Compositionally, leave enough space for the neon light to have room to ‘breathe’ so to speak. You want to be able to see its glow fully, and the only way to do that is to have something around it to contrast and show off the glow.
Photographing Subjects with Neon Light
A lovely way to utilize neon is to have a model posing with it! But this presents its own new set of challenges.
When placing a model against the neon light (with the neon behind the model), exposure becomes a challenge. If you are metering off of the subject, the settings will majorly overexpose your shot, in which the subject may have proper exposure, but everything around will be painted too bright with little to no detail. If you are metering off of the neon, then the neon light and all around it may be nicely exposed, but your subject will be so dark you won’t be able to see any details on the model!
The remedy to this is to place the model in front or to the side of the neon light and let the glow of color paint the subject. Check your settings to make sure the skin doesn’t become too overexposed.
Editing Neon Color, RAW Format Is Your Friend
The most fool-proof way to capture neon and make sure that the color is accurate is to utilize RAW format in your camera. RAW is a file format that is famous for recording completely uncompressed images.
You see, when a photograph gets recorded as a file format, it becomes compressed to fit within that format and you may lose some quality or some forms of editing capability. Basically, RAW contains the direct image data from the camera sensors with no loss of quality and alteration. This stores the fullest details of an image.
RAW is intended for those that edit and manipulate photographs, as the fullest details and the lack of file alteration allows significantly more control over large editing adjustments such as overblown highlights or an underexposed image. This is because you’re able to, in most situations, recover information in the image that would otherwise be lost if it is compressed.
This is really key for neon because, as mentioned in the beginning, neon has a tendency to be overexposed due to its natural properties. With editing software such as Adobe Photoshop or Adobe Lightroom, you can bring some of the details back and ensure that the neon is the proper color. shade, tone, hue, and brightness. You can use the HSL (Hue, Saturation, Luminance) sliders to adjust your neon color properly.

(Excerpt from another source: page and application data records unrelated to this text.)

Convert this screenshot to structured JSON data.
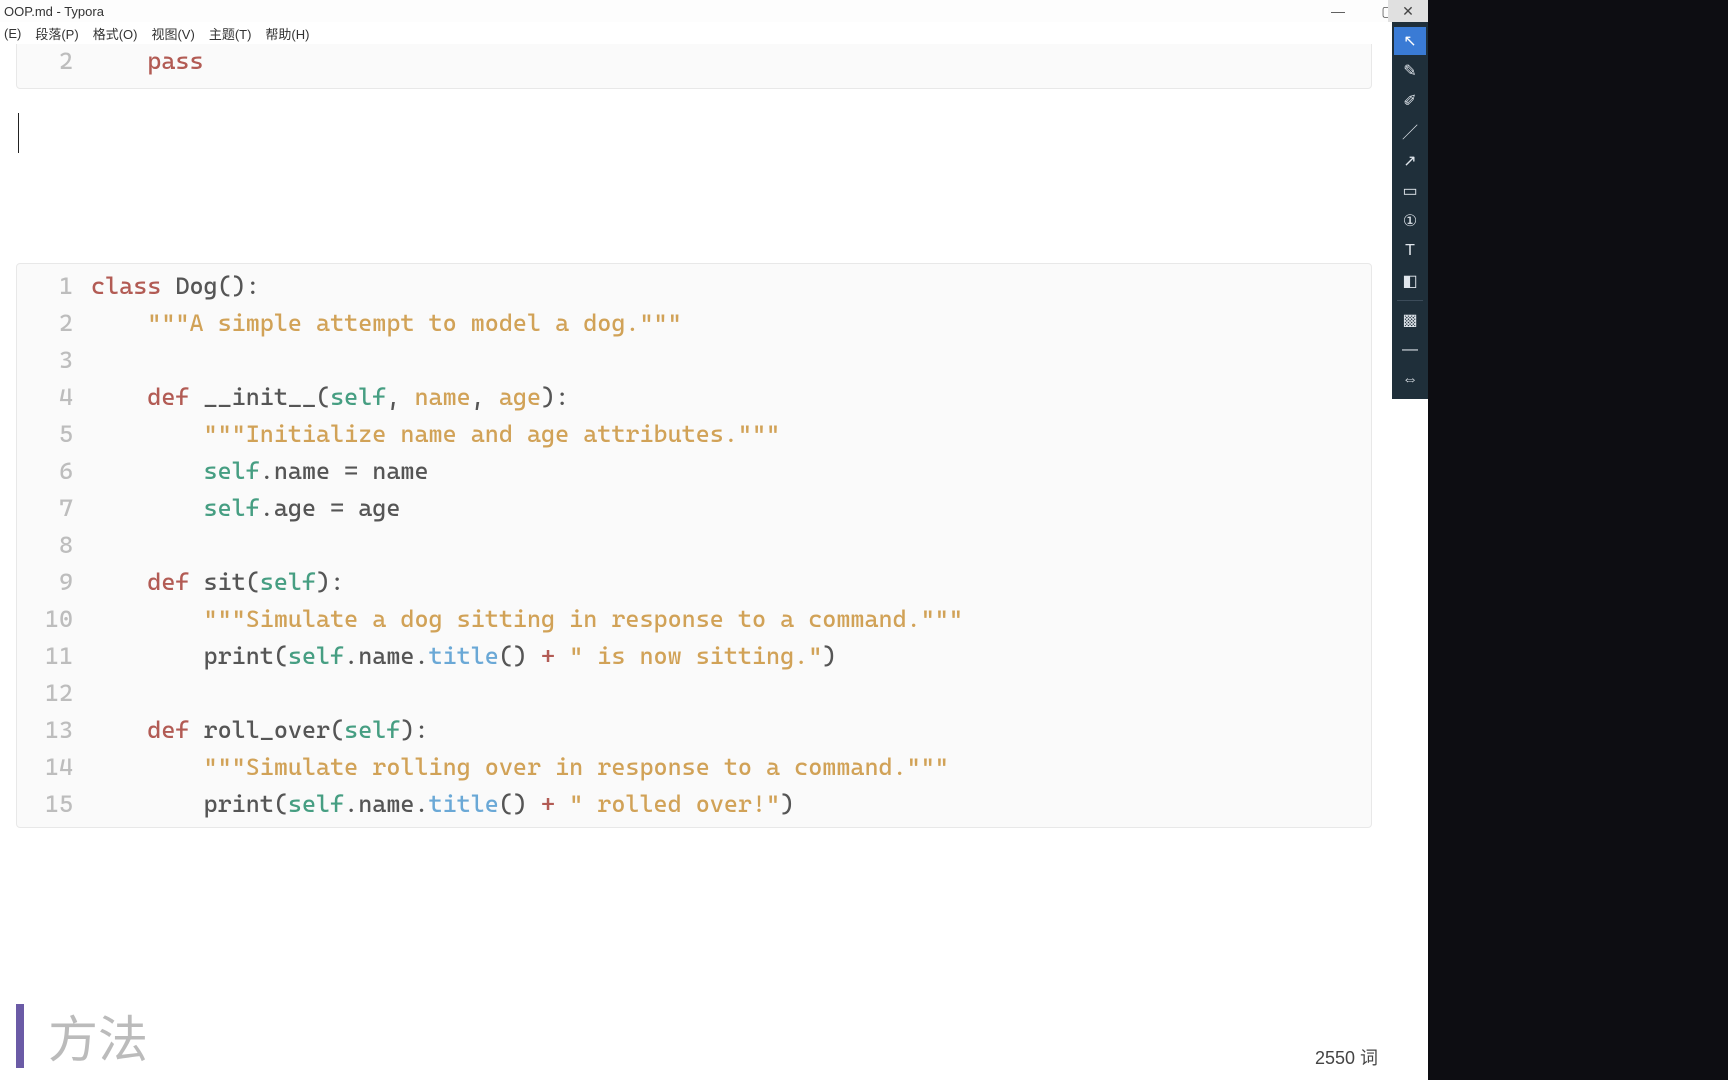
{
  "title": "OOP.md - Typora",
  "menu": [
    "(E)",
    "段落(P)",
    "格式(O)",
    "视图(V)",
    "主题(T)",
    "帮助(H)"
  ],
  "window_controls": {
    "min": "—",
    "max": "▢",
    "close": "✕"
  },
  "top_block": {
    "lines": [
      {
        "n": "2",
        "tokens": [
          {
            "t": "    ",
            "c": ""
          },
          {
            "t": "pass",
            "c": "tk-kw"
          }
        ]
      }
    ]
  },
  "main_block": {
    "lines": [
      {
        "n": "1",
        "tokens": [
          {
            "t": "class ",
            "c": "tk-kw"
          },
          {
            "t": "Dog",
            "c": "tk-cls"
          },
          {
            "t": "():",
            "c": ""
          }
        ]
      },
      {
        "n": "2",
        "tokens": [
          {
            "t": "    ",
            "c": ""
          },
          {
            "t": "\"\"\"A simple attempt to model a dog.\"\"\"",
            "c": "tk-str"
          }
        ]
      },
      {
        "n": "3",
        "tokens": []
      },
      {
        "n": "4",
        "tokens": [
          {
            "t": "    ",
            "c": ""
          },
          {
            "t": "def ",
            "c": "tk-def"
          },
          {
            "t": "__init__",
            "c": "tk-fn"
          },
          {
            "t": "(",
            "c": ""
          },
          {
            "t": "self",
            "c": "tk-self"
          },
          {
            "t": ", ",
            "c": ""
          },
          {
            "t": "name",
            "c": "tk-arg"
          },
          {
            "t": ", ",
            "c": ""
          },
          {
            "t": "age",
            "c": "tk-arg"
          },
          {
            "t": "):",
            "c": ""
          }
        ]
      },
      {
        "n": "5",
        "tokens": [
          {
            "t": "        ",
            "c": ""
          },
          {
            "t": "\"\"\"Initialize name and age attributes.\"\"\"",
            "c": "tk-str"
          }
        ]
      },
      {
        "n": "6",
        "tokens": [
          {
            "t": "        ",
            "c": ""
          },
          {
            "t": "self",
            "c": "tk-self"
          },
          {
            "t": ".name = name",
            "c": ""
          }
        ]
      },
      {
        "n": "7",
        "tokens": [
          {
            "t": "        ",
            "c": ""
          },
          {
            "t": "self",
            "c": "tk-self"
          },
          {
            "t": ".age = age",
            "c": ""
          }
        ]
      },
      {
        "n": "8",
        "tokens": []
      },
      {
        "n": "9",
        "tokens": [
          {
            "t": "    ",
            "c": ""
          },
          {
            "t": "def ",
            "c": "tk-def"
          },
          {
            "t": "sit",
            "c": "tk-fn"
          },
          {
            "t": "(",
            "c": ""
          },
          {
            "t": "self",
            "c": "tk-self"
          },
          {
            "t": "):",
            "c": ""
          }
        ]
      },
      {
        "n": "10",
        "tokens": [
          {
            "t": "        ",
            "c": ""
          },
          {
            "t": "\"\"\"Simulate a dog sitting in response to a command.\"\"\"",
            "c": "tk-str"
          }
        ]
      },
      {
        "n": "11",
        "tokens": [
          {
            "t": "        ",
            "c": ""
          },
          {
            "t": "print(",
            "c": ""
          },
          {
            "t": "self",
            "c": "tk-self"
          },
          {
            "t": ".name.",
            "c": ""
          },
          {
            "t": "title",
            "c": "tk-call"
          },
          {
            "t": "() ",
            "c": ""
          },
          {
            "t": "+",
            "c": "tk-plus"
          },
          {
            "t": " ",
            "c": ""
          },
          {
            "t": "\" is now sitting.\"",
            "c": "tk-str"
          },
          {
            "t": ")",
            "c": ""
          }
        ]
      },
      {
        "n": "12",
        "tokens": []
      },
      {
        "n": "13",
        "tokens": [
          {
            "t": "    ",
            "c": ""
          },
          {
            "t": "def ",
            "c": "tk-def"
          },
          {
            "t": "roll_over",
            "c": "tk-fn"
          },
          {
            "t": "(",
            "c": ""
          },
          {
            "t": "self",
            "c": "tk-self"
          },
          {
            "t": "):",
            "c": ""
          }
        ]
      },
      {
        "n": "14",
        "tokens": [
          {
            "t": "        ",
            "c": ""
          },
          {
            "t": "\"\"\"Simulate rolling over in response to a command.\"\"\"",
            "c": "tk-str"
          }
        ]
      },
      {
        "n": "15",
        "tokens": [
          {
            "t": "        ",
            "c": ""
          },
          {
            "t": "print(",
            "c": ""
          },
          {
            "t": "self",
            "c": "tk-self"
          },
          {
            "t": ".name.",
            "c": ""
          },
          {
            "t": "title",
            "c": "tk-call"
          },
          {
            "t": "() ",
            "c": ""
          },
          {
            "t": "+",
            "c": "tk-plus"
          },
          {
            "t": " ",
            "c": ""
          },
          {
            "t": "\" rolled over!\"",
            "c": "tk-str"
          },
          {
            "t": ")",
            "c": ""
          }
        ]
      }
    ]
  },
  "heading": "方法",
  "wordcount": "2550 词",
  "tools": [
    {
      "name": "cursor-icon",
      "glyph": "↖",
      "active": true
    },
    {
      "name": "pen-icon",
      "glyph": "✎"
    },
    {
      "name": "highlighter-icon",
      "glyph": "✐"
    },
    {
      "name": "line-icon",
      "glyph": "／"
    },
    {
      "name": "arrow-icon",
      "glyph": "↗"
    },
    {
      "name": "rect-icon",
      "glyph": "▭"
    },
    {
      "name": "number-icon",
      "glyph": "①"
    },
    {
      "name": "text-icon",
      "glyph": "T"
    },
    {
      "name": "eraser-icon",
      "glyph": "◧"
    },
    {
      "name": "sep",
      "glyph": ""
    },
    {
      "name": "blur-icon",
      "glyph": "▩"
    },
    {
      "name": "minus-icon",
      "glyph": "—"
    },
    {
      "name": "resize-icon",
      "glyph": "⇔"
    }
  ]
}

Neon may be daunting and frustrating to capture at first, but with the above advice, you’ll be a neon-photography-master!